Mike: “Now if you know my wife you’ll know she is not a fan of alcohol, unless that alcohol tastes like juice. Hence her slight addiction to apple sours. So after one and a half Green Turtles, my dear wife was tearing it up the “dance floor” along with the rest of us, me mostly to keep her up straight. She had managed to get the vast majority of us up on the deck dancing, so hard in fact that the deck was bouncing up and down. The musicians played harder, the crowd grew bigger and the laughter continued long into the night. It was an amazing vibe, chilling under the stars listening to music with waves crashing in the background. This was definitely one of my favourite moments on the island and the night had only just begun.

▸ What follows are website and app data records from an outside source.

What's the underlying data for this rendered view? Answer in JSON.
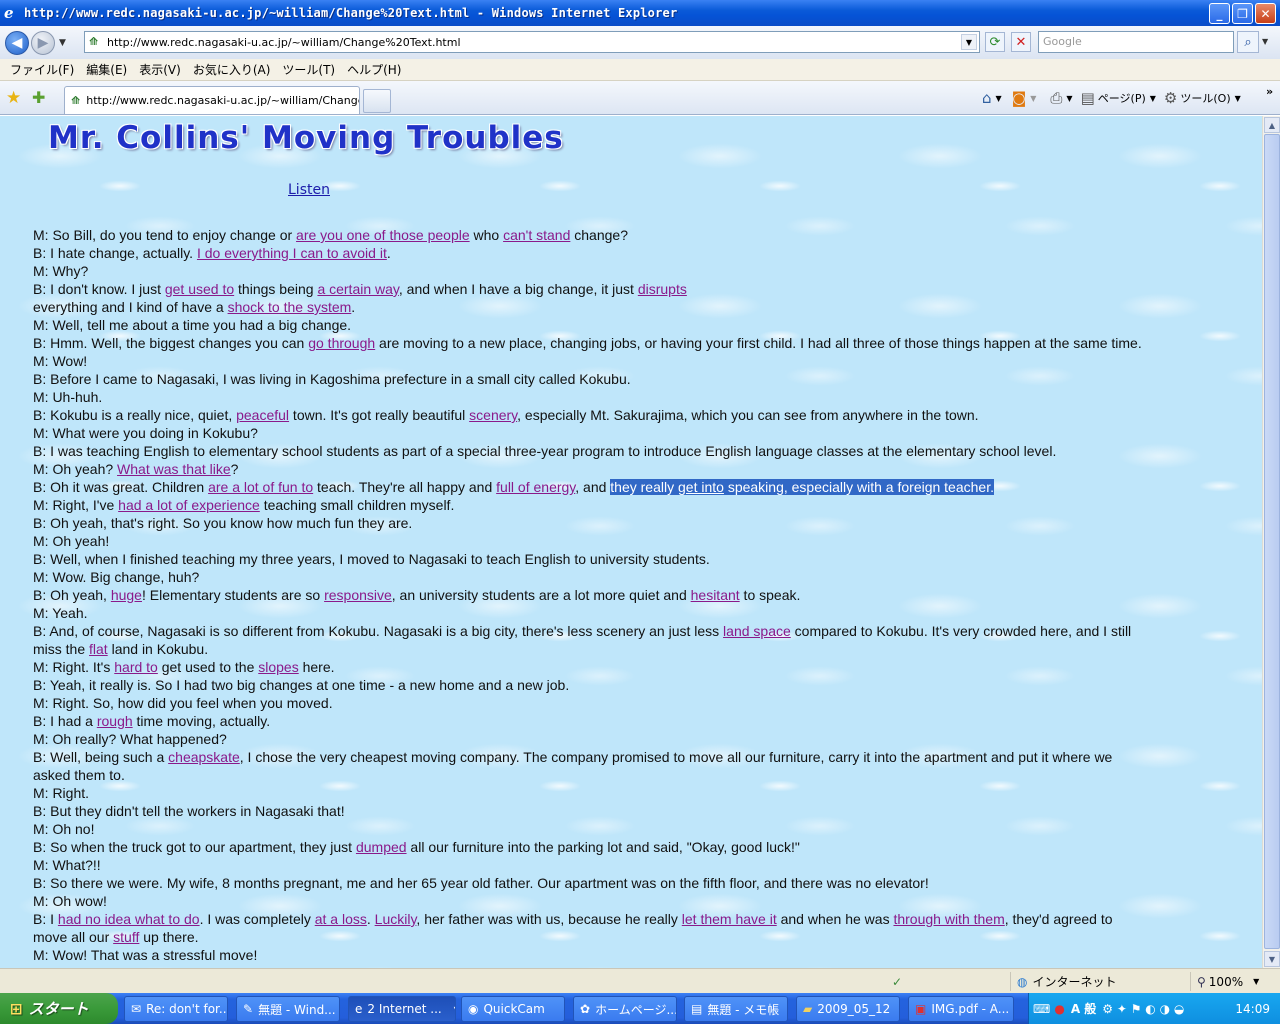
{
  "window": {
    "title": "http://www.redc.nagasaki-u.ac.jp/~william/Change%20Text.html - Windows Internet Explorer"
  },
  "address": {
    "url": "http://www.redc.nagasaki-u.ac.jp/~william/Change%20Text.html",
    "search_placeholder": "Google"
  },
  "menu": [
    "ファイル(F)",
    "編集(E)",
    "表示(V)",
    "お気に入り(A)",
    "ツール(T)",
    "ヘルプ(H)"
  ],
  "tab": {
    "label": "http://www.redc.nagasaki-u.ac.jp/~william/Change%..."
  },
  "commandbar": {
    "page_label": "ページ(P)",
    "tools_label": "ツール(O)"
  },
  "page": {
    "title": "Mr. Collins' Moving Troubles",
    "listen_link": "Listen",
    "lines": [
      [
        [
          "M: So Bill, do you tend to enjoy change or ",
          0
        ],
        [
          "are you one of those people",
          1
        ],
        [
          " who ",
          0
        ],
        [
          "can't stand",
          1
        ],
        [
          " change?",
          0
        ]
      ],
      [
        [
          "B: I hate change, actually. ",
          0
        ],
        [
          "I do everything I can to avoid it",
          1
        ],
        [
          ".",
          0
        ]
      ],
      [
        [
          "M: Why?",
          0
        ]
      ],
      [
        [
          "B: I don't know. I just ",
          0
        ],
        [
          "get used to",
          1
        ],
        [
          " things being ",
          0
        ],
        [
          "a certain way",
          1
        ],
        [
          ", and when I have a big change, it just ",
          0
        ],
        [
          "disrupts",
          1
        ]
      ],
      [
        [
          "everything and I kind of have a ",
          0
        ],
        [
          "shock to the system",
          1
        ],
        [
          ".",
          0
        ]
      ],
      [
        [
          "M: Well, tell me about a time you had a big change.",
          0
        ]
      ],
      [
        [
          "B: Hmm. Well, the biggest changes you can ",
          0
        ],
        [
          "go through",
          1
        ],
        [
          " are moving to a new place, changing jobs, or having your first child. I had all three of those things happen at the same time.",
          0
        ]
      ],
      [
        [
          "M: Wow!",
          0
        ]
      ],
      [
        [
          "B: Before I came to Nagasaki, I was living in Kagoshima prefecture in a small city called Kokubu.",
          0
        ]
      ],
      [
        [
          "M: Uh-huh.",
          0
        ]
      ],
      [
        [
          "B: Kokubu is a really nice, quiet, ",
          0
        ],
        [
          "peaceful",
          1
        ],
        [
          " town. It's got really beautiful ",
          0
        ],
        [
          "scenery",
          1
        ],
        [
          ", especially Mt. Sakurajima, which you can see from anywhere in the town.",
          0
        ]
      ],
      [
        [
          "M: What were you doing in Kokubu?",
          0
        ]
      ],
      [
        [
          "B: I was teaching English to elementary school students as part of a special three-year program to introduce English language classes at the elementary school level.",
          0
        ]
      ],
      [
        [
          "M: Oh yeah? ",
          0
        ],
        [
          "What was that like",
          1
        ],
        [
          "?",
          0
        ]
      ],
      [
        [
          "B: Oh it was great. Children ",
          0
        ],
        [
          "are a lot of fun to",
          1
        ],
        [
          " teach. They're all happy and ",
          0
        ],
        [
          "full of energy",
          1
        ],
        [
          ", and ",
          0
        ],
        [
          "they really ",
          2
        ],
        [
          "get into",
          3
        ],
        [
          " speaking, especially with a foreign teacher. ",
          2
        ]
      ],
      [
        [
          "M: Right, I've ",
          0
        ],
        [
          "had a lot of experience",
          1
        ],
        [
          " teaching small children myself.",
          0
        ]
      ],
      [
        [
          "B: Oh yeah, that's right. So you know how much fun they are.",
          0
        ]
      ],
      [
        [
          "M: Oh yeah!",
          0
        ]
      ],
      [
        [
          "B: Well, when I finished teaching my three years, I moved to Nagasaki to teach English to university students.",
          0
        ]
      ],
      [
        [
          "M: Wow. Big change, huh?",
          0
        ]
      ],
      [
        [
          "B: Oh yeah, ",
          0
        ],
        [
          "huge",
          1
        ],
        [
          "! Elementary students are so ",
          0
        ],
        [
          "responsive",
          1
        ],
        [
          ", an university students are a lot more quiet and ",
          0
        ],
        [
          "hesitant",
          1
        ],
        [
          " to speak.",
          0
        ]
      ],
      [
        [
          "M: Yeah.",
          0
        ]
      ],
      [
        [
          "B: And, of course, Nagasaki is so different from Kokubu. Nagasaki is a big city, there's less scenery an just less ",
          0
        ],
        [
          "land space",
          1
        ],
        [
          " compared to Kokubu. It's very crowded here, and I still",
          0
        ]
      ],
      [
        [
          "miss the ",
          0
        ],
        [
          "flat",
          1
        ],
        [
          " land in Kokubu.",
          0
        ]
      ],
      [
        [
          "M: Right. It's ",
          0
        ],
        [
          "hard to",
          1
        ],
        [
          " get used to the ",
          0
        ],
        [
          "slopes",
          1
        ],
        [
          " here.",
          0
        ]
      ],
      [
        [
          "B: Yeah, it really is. So I had two big changes at one time - a new home and a new job.",
          0
        ]
      ],
      [
        [
          "M: Right. So, how did you feel when you moved.",
          0
        ]
      ],
      [
        [
          "B: I had a ",
          0
        ],
        [
          "rough",
          1
        ],
        [
          " time moving, actually.",
          0
        ]
      ],
      [
        [
          "M: Oh really? What happened?",
          0
        ]
      ],
      [
        [
          "B: Well, being such a ",
          0
        ],
        [
          "cheapskate",
          1
        ],
        [
          ", I chose the very cheapest moving company. The company promised to move all our furniture, carry it into the apartment and put it where we",
          0
        ]
      ],
      [
        [
          "asked them to.",
          0
        ]
      ],
      [
        [
          "M: Right.",
          0
        ]
      ],
      [
        [
          "B: But they didn't tell the workers in Nagasaki that!",
          0
        ]
      ],
      [
        [
          "M: Oh no!",
          0
        ]
      ],
      [
        [
          "B: So when the truck got to our apartment, they just ",
          0
        ],
        [
          "dumped",
          1
        ],
        [
          " all our furniture into the parking lot and said, \"Okay, good luck!\"",
          0
        ]
      ],
      [
        [
          "M: What?!!",
          0
        ]
      ],
      [
        [
          "B: So there we were. My wife, 8 months pregnant, me and her 65 year old father. Our apartment was on the fifth floor, and there was no elevator!",
          0
        ]
      ],
      [
        [
          "M: Oh wow!",
          0
        ]
      ],
      [
        [
          "B: I ",
          0
        ],
        [
          "had no idea what to do",
          1
        ],
        [
          ". I was completely ",
          0
        ],
        [
          "at a loss",
          1
        ],
        [
          ". ",
          0
        ],
        [
          "Luckily",
          1
        ],
        [
          ", her father was with us, because he really ",
          0
        ],
        [
          "let them have it",
          1
        ],
        [
          " and when he was ",
          0
        ],
        [
          "through with them",
          1
        ],
        [
          ", they'd agreed to",
          0
        ]
      ],
      [
        [
          "move all our ",
          0
        ],
        [
          "stuff",
          1
        ],
        [
          " up there.",
          0
        ]
      ],
      [
        [
          "M: Wow! That was a stressful move!",
          0
        ]
      ]
    ]
  },
  "status": {
    "zone": "インターネット",
    "zoom": "100%"
  },
  "taskbar": {
    "start": "スタート",
    "items": [
      "Re: don't for...",
      "無題 - Wind...",
      "2 Internet ...",
      "QuickCam",
      "ホームページ...",
      "無題 - メモ帳",
      "2009_05_12",
      "IMG.pdf - A..."
    ],
    "clock": "14:09",
    "ime": "A 般"
  }
}
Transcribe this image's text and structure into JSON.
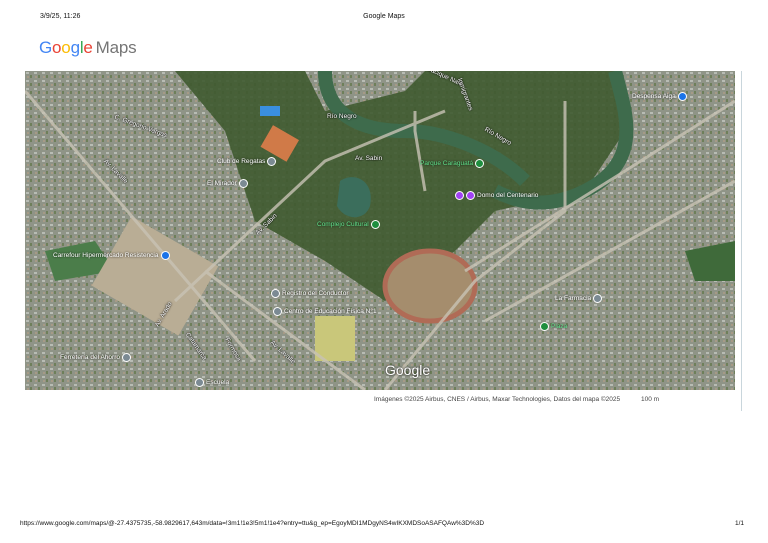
{
  "print_header": {
    "date": "3/9/25, 11:26",
    "title": "Google Maps"
  },
  "logo": {
    "google": "Google",
    "maps": "Maps"
  },
  "map": {
    "watermark": "Google",
    "streets": [
      "Río Negro",
      "Río Negro",
      "Av. Sabin",
      "Av. Sabin",
      "Av. Lavalle",
      "Av. Lavalle",
      "Cacique Nalé",
      "Inmigrantes",
      "Av. Arado",
      "Catamarca",
      "Formosa",
      "C. Gregorio Vargas"
    ],
    "pois": [
      {
        "label": "Despensa Aiga",
        "color": "#1a73e8"
      },
      {
        "label": "Carrefour Hipermercado Resistencia",
        "color": "#1a73e8"
      },
      {
        "label": "Club de Regatas",
        "color": "#7b8a93"
      },
      {
        "label": "El Mirador",
        "color": "#7b8a93"
      },
      {
        "label": "Parque Caraguatá",
        "color": "#1e8e3e"
      },
      {
        "label": "Domo del Centenario",
        "color": "#a142f4"
      },
      {
        "label": "Complejo Cultural",
        "color": "#1e8e3e"
      },
      {
        "label": "Registro del Conductor",
        "color": "#7b8a93"
      },
      {
        "label": "Centro de Educación Física N°1",
        "color": "#7b8a93"
      },
      {
        "label": "Ferretería del Ahorro",
        "color": "#7b8a93"
      },
      {
        "label": "Escuela",
        "color": "#7b8a93"
      },
      {
        "label": "Plaza",
        "color": "#1e8e3e"
      },
      {
        "label": "La Farmacia",
        "color": "#7b8a93"
      }
    ]
  },
  "attribution": "Imágenes ©2025 Airbus, CNES / Airbus, Maxar Technologies, Datos del mapa ©2025",
  "scale": "100 m",
  "footer": {
    "url": "https://www.google.com/maps/@-27.4375735,-58.9829617,643m/data=!3m1!1e3!5m1!1e4?entry=ttu&g_ep=EgoyMDI1MDgyNS4wIKXMDSoASAFQAw%3D%3D",
    "page": "1/1"
  }
}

I carried my wife, although she will refuse to admit it, back down to the Sunset Bar where we sat on the beach with a large group of people and watched the Swiss play Argentina in the FIFA World Cup projected onto a large screen, the only thing on tab being water for my more than vocal wife. So after the soccer and a few too many trips to a random toilet in the jungle after having digesting like 2 litres of water, it was now finally time for bed! It had been another unforgettable day on the island of Tioman, Malaysia.”
So, waking up a little fragile from the late night of course, not the Green Turtles, we grabbed a bite to eat at another local café called Mawars before packing our bags and heading to the main dock to make our ferry back to Mersing. We were fortunate enough to bump into our fellow Tioman crew and say our last goodbyes ending our incredible time on Tioman.
We spent the next 10 hours killing time in Mersing as our bus to Merang Jetty, where we planned to catch a ferry to Kapas Islands, only came at 11.45pm! Six of them were spent inside the air-conditioned KFC playing UNO with two girls we met from Denmark who were in the same position. Reality has never hit harder! We did however, get some delicious dinner at a local Indian eatery before heading off to the bus stop where we spent the rest of the evening hanging out with a bunch of stray cats and Christian and Isabella, a French Canadian couple who also have a travel blog. Check it out.
Like I said at the start, we had no clue we were embarking on one of our greatest adventures yet! Tioman absolutely blew our expectations out of the water! We will never truly be able to express in writing how that time changed us and the memories we will hold dear to hearts long into our old age! You’ll only ever truly understand when you get the chance to visit yourselves one day!
The unforgettable memories don’t stop here!! They are only really starting! In our next post we will share with you one of Malaysia’s hidden gems!